(WHAT IS NEEDED): The data below should be restated word for word, with every picture omitted.

(Items listed in a dataset):
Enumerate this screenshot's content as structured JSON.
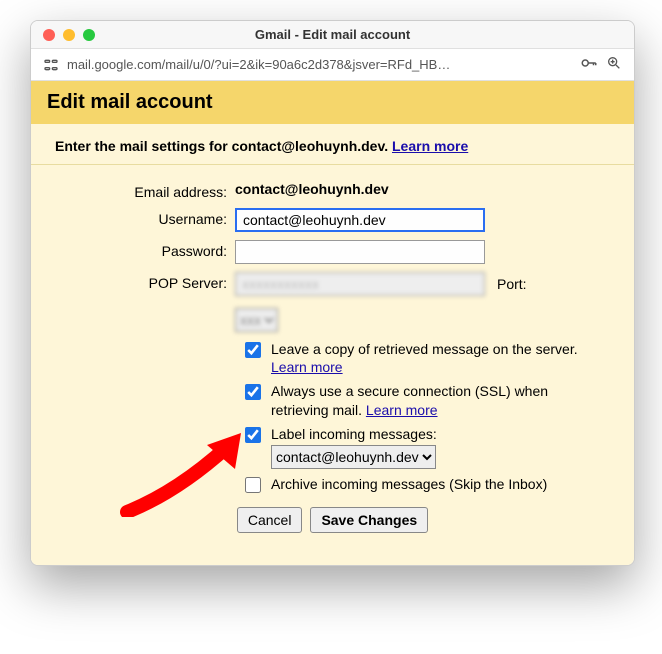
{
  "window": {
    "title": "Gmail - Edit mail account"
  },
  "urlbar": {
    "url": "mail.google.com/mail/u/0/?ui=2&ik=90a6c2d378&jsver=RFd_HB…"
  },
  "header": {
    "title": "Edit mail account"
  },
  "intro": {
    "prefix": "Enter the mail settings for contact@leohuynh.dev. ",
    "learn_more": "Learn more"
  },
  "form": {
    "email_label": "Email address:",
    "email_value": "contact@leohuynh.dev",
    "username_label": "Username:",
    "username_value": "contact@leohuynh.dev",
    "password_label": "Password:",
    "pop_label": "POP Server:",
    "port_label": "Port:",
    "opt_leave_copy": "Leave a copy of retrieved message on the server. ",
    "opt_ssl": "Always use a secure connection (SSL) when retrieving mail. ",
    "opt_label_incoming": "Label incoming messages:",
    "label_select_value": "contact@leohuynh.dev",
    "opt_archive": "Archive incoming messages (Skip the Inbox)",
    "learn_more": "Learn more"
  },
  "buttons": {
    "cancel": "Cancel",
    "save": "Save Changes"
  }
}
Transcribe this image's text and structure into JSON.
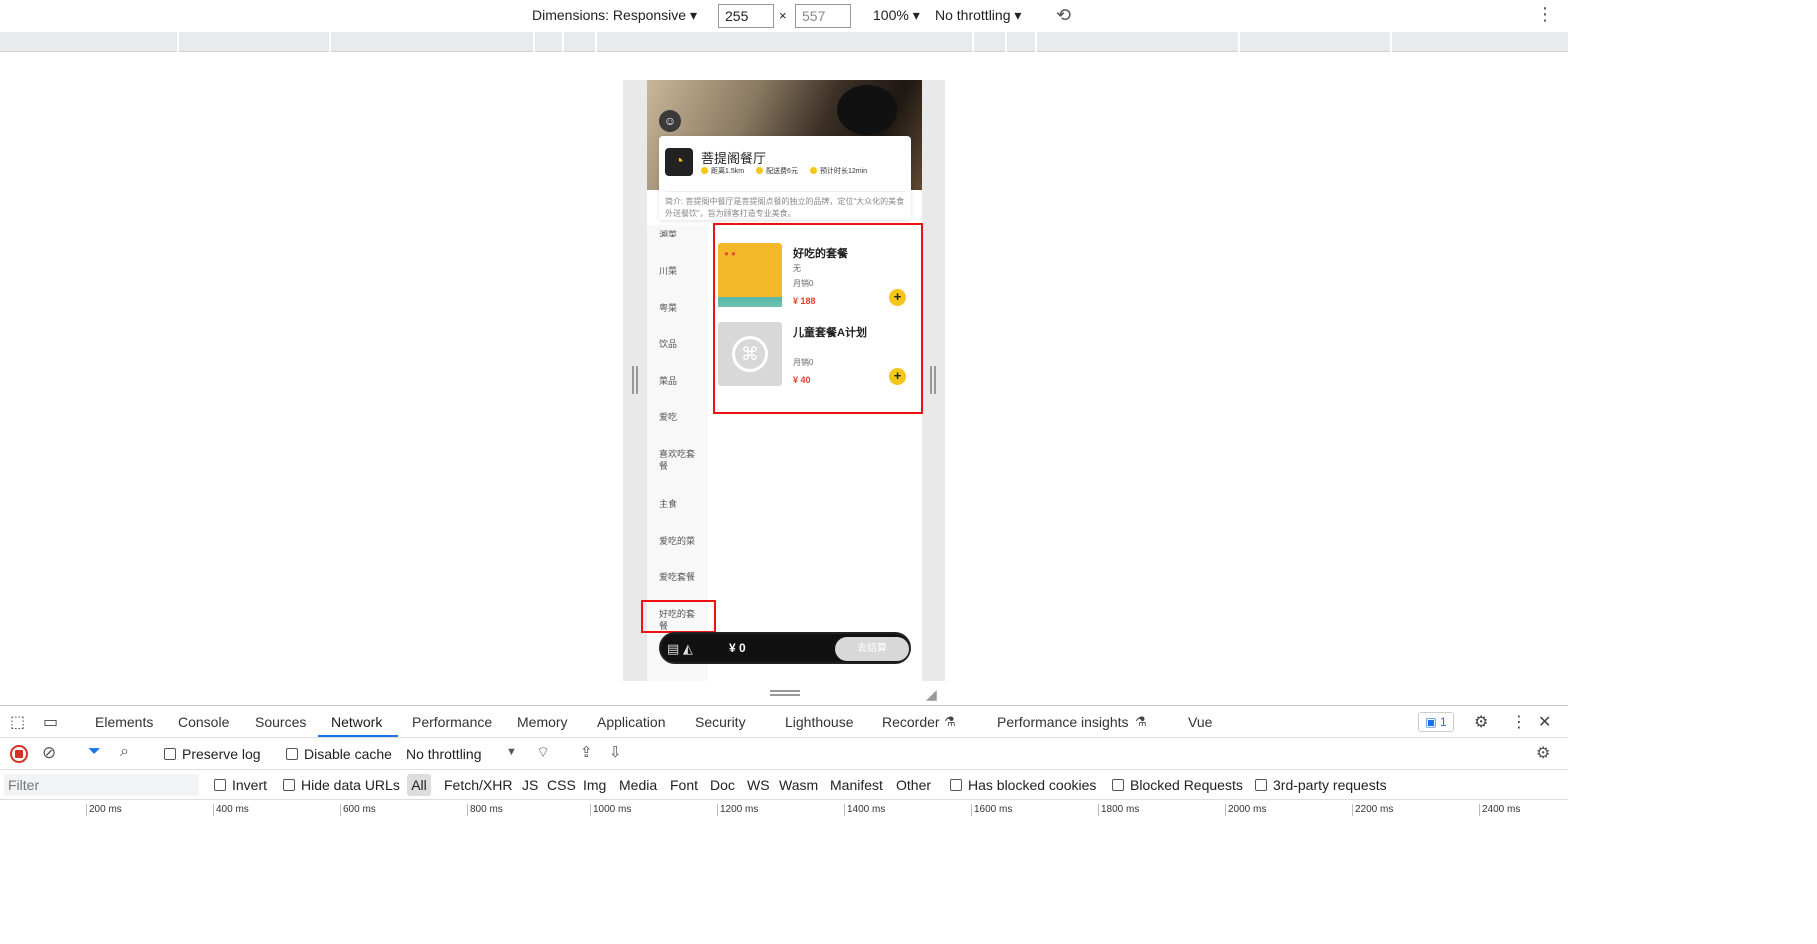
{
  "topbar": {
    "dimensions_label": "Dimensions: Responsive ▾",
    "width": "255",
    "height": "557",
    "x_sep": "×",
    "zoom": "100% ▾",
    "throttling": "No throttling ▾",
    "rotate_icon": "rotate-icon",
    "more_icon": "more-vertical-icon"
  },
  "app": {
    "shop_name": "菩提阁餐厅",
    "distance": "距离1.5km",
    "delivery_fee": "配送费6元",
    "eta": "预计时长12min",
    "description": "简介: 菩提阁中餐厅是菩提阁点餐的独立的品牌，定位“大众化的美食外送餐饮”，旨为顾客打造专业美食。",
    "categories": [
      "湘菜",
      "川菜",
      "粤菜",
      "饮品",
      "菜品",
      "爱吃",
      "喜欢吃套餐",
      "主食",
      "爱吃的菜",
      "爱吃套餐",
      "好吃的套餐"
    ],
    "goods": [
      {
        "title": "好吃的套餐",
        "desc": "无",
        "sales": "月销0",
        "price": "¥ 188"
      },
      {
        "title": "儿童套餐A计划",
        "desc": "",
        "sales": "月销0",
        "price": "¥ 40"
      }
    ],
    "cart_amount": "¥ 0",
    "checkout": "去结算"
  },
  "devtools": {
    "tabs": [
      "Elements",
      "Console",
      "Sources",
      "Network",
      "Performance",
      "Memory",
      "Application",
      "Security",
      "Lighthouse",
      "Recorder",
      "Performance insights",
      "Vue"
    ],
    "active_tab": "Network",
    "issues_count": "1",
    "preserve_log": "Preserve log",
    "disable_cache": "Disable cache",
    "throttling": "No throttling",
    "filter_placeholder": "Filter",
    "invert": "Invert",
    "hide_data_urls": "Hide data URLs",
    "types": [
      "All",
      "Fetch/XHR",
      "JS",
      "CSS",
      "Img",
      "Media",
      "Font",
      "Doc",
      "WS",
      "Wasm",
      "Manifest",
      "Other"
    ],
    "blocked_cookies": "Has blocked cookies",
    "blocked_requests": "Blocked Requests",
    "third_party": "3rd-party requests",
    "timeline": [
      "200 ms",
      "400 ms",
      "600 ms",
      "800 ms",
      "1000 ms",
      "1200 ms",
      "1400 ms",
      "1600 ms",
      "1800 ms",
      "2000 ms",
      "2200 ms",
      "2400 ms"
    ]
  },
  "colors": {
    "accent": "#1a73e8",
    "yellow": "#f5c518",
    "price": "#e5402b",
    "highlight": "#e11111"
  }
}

(YOUR SOLUTION):
Enumerate this screenshot's content as structured JSON.
{
  "window": {
    "title": "Gmail - Edit mail account"
  },
  "urlbar": {
    "url": "mail.google.com/mail/u/0/?ui=2&ik=90a6c2d378&jsver=RFd_HB…"
  },
  "header": {
    "title": "Edit mail account"
  },
  "intro": {
    "prefix": "Enter the mail settings for contact@leohuynh.dev. ",
    "learn_more": "Learn more"
  },
  "form": {
    "email_label": "Email address:",
    "email_value": "contact@leohuynh.dev",
    "username_label": "Username:",
    "username_value": "contact@leohuynh.dev",
    "password_label": "Password:",
    "pop_label": "POP Server:",
    "port_label": "Port:",
    "opt_leave_copy": "Leave a copy of retrieved message on the server. ",
    "opt_ssl": "Always use a secure connection (SSL) when retrieving mail. ",
    "opt_label_incoming": "Label incoming messages:",
    "label_select_value": "contact@leohuynh.dev",
    "opt_archive": "Archive incoming messages (Skip the Inbox)",
    "learn_more": "Learn more"
  },
  "buttons": {
    "cancel": "Cancel",
    "save": "Save Changes"
  }
}
Transcribe this image's text and structure into JSON.
{
  "topbar": {
    "dimensions_label": "Dimensions: Responsive ▾",
    "width": "255",
    "height": "557",
    "x_sep": "×",
    "zoom": "100% ▾",
    "throttling": "No throttling ▾",
    "rotate_icon": "rotate-icon",
    "more_icon": "more-vertical-icon"
  },
  "app": {
    "shop_name": "菩提阁餐厅",
    "distance": "距离1.5km",
    "delivery_fee": "配送费6元",
    "eta": "预计时长12min",
    "description": "简介: 菩提阁中餐厅是菩提阁点餐的独立的品牌，定位“大众化的美食外送餐饮”，旨为顾客打造专业美食。",
    "categories": [
      "湘菜",
      "川菜",
      "粤菜",
      "饮品",
      "菜品",
      "爱吃",
      "喜欢吃套餐",
      "主食",
      "爱吃的菜",
      "爱吃套餐",
      "好吃的套餐"
    ],
    "goods": [
      {
        "title": "好吃的套餐",
        "desc": "无",
        "sales": "月销0",
        "price": "¥ 188"
      },
      {
        "title": "儿童套餐A计划",
        "desc": "",
        "sales": "月销0",
        "price": "¥ 40"
      }
    ],
    "cart_amount": "¥ 0",
    "checkout": "去结算"
  },
  "devtools": {
    "tabs": [
      "Elements",
      "Console",
      "Sources",
      "Network",
      "Performance",
      "Memory",
      "Application",
      "Security",
      "Lighthouse",
      "Recorder",
      "Performance insights",
      "Vue"
    ],
    "active_tab": "Network",
    "issues_count": "1",
    "preserve_log": "Preserve log",
    "disable_cache": "Disable cache",
    "throttling": "No throttling",
    "filter_placeholder": "Filter",
    "invert": "Invert",
    "hide_data_urls": "Hide data URLs",
    "types": [
      "All",
      "Fetch/XHR",
      "JS",
      "CSS",
      "Img",
      "Media",
      "Font",
      "Doc",
      "WS",
      "Wasm",
      "Manifest",
      "Other"
    ],
    "blocked_cookies": "Has blocked cookies",
    "blocked_requests": "Blocked Requests",
    "third_party": "3rd-party requests",
    "timeline": [
      "200 ms",
      "400 ms",
      "600 ms",
      "800 ms",
      "1000 ms",
      "1200 ms",
      "1400 ms",
      "1600 ms",
      "1800 ms",
      "2000 ms",
      "2200 ms",
      "2400 ms"
    ]
  },
  "colors": {
    "accent": "#1a73e8",
    "yellow": "#f5c518",
    "price": "#e5402b",
    "highlight": "#e11111"
  }
}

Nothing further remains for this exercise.